Race card mars China FTA debate

Labor and the coalition have accused each other of racism as debate heats up over the China free trade agreement.


But business has swung its support behind the Abbott government, defending the FTA with Australia’s biggest trading partner and the billions of dollars and jobs it will bring to the economy.

Prime Minister Tony Abbott used a speech to an Asian financial forum in Sydney on Thursday to attack Labor for trying to scupper the deal when it is voted in parliament, describing it as “xenophobic short-term politics”.

Treasurer Joe Hockey broadened the attack, telling Opposition Leader Bill Shorten not to give in to the “xenophobic demands” of the CFMEU.

“It will cost Australian families jobs,” he told reporters in Sydney.

Opposition trade spokeswoman Penny Wong returned serve, telling the prime minister to stop playing the race card and just answer Labor’s concerns over what it will mean for Australian jobs.

“Labor won’t be lectured on race by a Liberal government that remains committed to protecting the rights of bigots and implementing a discriminatory foreign investment scheme that treats Chinese and American investors differently,” she said in a statement.

But Mr Abbott made it clear that the government wouldn’t be making any amendments, saying a “deal is a deal”.

He said to amend one part of the FTA will reopen it all, and his government won’t do that because it would put Australian businesses, exports and jobs at risk.

Former Labor foreign minister Bob Carr believes that while the unions have legitimate concerns over Australian jobs, there are many safeguards in the provisions of the FTA and that the capacity to bring in foreign labour would not apply to normal projects.

“They’ve got to test local markets first to see whether they can find Australian workers and Australian conditions apply,” he told AAP on the fringes of the conference.

National Farmers’ Federation president Brent Finlay believes the FTA is a “game changer”.

“Delaying the agreement could cost the agricultural export trade up to $300 million in 2016 alone,” he said in a statement.

Mining boss Andrew Forrest hit out at what he described as “misleading” advertising by the CFMEU over the FTA.

“I ask all of us to work against anything which does incite any kind of racism, any kind of pent-up xenophobia,” the Fortescue Metals Group chairman told reporters.


* It removes barriers to Australian agricultural exports, including beef, dairy, lamb, wine, horticulture and seafood.

* Meat and Livestock Australia forecast their sector will benefit by $11 billion over the next decade.

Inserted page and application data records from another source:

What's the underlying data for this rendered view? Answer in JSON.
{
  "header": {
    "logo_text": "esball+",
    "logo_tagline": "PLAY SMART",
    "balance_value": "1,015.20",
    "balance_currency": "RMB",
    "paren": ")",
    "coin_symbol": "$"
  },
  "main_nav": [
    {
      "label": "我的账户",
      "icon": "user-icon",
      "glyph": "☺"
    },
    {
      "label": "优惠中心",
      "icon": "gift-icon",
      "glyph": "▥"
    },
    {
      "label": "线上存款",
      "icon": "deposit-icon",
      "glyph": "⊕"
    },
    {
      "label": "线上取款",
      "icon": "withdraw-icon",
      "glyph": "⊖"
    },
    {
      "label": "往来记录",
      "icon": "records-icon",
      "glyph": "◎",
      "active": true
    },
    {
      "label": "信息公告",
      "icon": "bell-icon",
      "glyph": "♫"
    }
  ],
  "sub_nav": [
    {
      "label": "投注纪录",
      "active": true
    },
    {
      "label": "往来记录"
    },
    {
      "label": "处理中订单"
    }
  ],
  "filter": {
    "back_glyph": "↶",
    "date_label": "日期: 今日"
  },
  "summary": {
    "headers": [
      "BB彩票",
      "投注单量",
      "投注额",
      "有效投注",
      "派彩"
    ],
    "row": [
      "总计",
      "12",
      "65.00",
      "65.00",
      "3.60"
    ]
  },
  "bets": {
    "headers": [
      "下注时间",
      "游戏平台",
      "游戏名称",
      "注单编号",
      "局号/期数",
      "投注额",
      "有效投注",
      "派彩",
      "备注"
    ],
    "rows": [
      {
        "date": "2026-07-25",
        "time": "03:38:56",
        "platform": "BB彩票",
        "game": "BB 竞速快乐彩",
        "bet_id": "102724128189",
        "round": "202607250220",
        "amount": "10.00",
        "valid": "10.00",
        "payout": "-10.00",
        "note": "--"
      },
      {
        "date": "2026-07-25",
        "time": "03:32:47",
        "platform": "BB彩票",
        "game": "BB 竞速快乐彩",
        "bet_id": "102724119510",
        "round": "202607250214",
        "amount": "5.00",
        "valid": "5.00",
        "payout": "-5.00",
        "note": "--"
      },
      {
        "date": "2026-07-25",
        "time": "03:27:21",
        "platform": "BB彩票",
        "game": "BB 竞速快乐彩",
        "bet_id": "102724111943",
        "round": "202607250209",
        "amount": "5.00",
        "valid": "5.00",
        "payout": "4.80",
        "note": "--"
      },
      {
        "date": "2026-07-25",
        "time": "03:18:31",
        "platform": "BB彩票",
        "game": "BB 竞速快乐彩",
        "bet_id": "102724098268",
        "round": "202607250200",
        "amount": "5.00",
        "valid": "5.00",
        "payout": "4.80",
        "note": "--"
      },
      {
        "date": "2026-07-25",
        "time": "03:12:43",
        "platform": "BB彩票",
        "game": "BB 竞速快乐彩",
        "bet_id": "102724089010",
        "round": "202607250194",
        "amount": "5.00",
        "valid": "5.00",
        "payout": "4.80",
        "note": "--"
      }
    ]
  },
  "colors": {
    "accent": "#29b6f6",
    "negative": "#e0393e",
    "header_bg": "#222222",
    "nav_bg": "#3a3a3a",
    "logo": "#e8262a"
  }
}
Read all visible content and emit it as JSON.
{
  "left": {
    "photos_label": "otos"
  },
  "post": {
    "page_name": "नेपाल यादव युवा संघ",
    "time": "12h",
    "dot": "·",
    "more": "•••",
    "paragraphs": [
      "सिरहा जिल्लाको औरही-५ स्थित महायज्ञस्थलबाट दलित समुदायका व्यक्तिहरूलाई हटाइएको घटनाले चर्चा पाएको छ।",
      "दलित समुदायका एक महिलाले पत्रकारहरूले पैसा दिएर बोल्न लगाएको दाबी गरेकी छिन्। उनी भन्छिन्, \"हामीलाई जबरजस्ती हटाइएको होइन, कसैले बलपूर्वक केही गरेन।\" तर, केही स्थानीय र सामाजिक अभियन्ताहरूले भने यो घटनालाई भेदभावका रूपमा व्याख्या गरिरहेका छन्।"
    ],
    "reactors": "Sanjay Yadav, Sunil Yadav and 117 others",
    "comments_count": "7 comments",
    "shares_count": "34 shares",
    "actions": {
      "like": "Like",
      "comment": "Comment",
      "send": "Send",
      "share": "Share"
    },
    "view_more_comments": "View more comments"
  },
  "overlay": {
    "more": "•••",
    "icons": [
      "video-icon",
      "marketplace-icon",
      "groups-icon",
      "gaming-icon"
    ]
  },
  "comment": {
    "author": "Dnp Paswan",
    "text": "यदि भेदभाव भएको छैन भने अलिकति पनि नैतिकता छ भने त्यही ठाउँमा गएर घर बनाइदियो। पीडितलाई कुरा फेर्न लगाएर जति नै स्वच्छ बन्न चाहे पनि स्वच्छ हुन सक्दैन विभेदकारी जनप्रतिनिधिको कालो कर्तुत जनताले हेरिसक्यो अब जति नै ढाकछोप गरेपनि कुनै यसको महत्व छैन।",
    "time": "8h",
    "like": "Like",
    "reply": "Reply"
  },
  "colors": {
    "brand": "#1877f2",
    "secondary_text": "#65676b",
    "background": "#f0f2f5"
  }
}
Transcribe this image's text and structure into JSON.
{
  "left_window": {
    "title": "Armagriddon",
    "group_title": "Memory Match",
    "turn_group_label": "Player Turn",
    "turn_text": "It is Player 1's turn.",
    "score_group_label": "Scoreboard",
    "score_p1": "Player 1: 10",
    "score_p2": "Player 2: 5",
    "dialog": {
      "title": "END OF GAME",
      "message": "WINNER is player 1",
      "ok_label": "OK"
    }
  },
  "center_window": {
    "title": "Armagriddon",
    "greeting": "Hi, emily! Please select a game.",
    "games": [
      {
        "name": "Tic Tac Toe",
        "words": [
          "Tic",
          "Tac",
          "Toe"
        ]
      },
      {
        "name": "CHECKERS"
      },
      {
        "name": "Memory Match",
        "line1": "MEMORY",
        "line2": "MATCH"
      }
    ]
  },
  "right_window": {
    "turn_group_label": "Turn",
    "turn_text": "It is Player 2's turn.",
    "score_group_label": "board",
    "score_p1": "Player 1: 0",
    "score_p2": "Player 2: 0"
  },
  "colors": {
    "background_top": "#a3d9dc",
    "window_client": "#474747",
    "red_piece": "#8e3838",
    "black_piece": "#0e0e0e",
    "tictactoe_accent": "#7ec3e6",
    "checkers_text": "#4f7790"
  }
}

* The FTA means duty-free entry for 99.9 per cent of Australia’s resources, energy and manufacturing exports within four years.

* The Minerals Council of Australia says this removes nearly $600 million in costs from the bilateral minerals and energy trade.

* Australian banks will be able to expand branch networks in China.

* Australian fund managers will be able to invest overseas on behalf of qualified Chinese institutions and Australian insurers will be able to provide third party motor vehicle insurance.

* The agreement secures the jobs of over 400,000 Australian workers employed in financial services, while opening new opportunities.

(Source: Tony Abbott speech to Boao Forum for Asia Financial Co-operation Conference)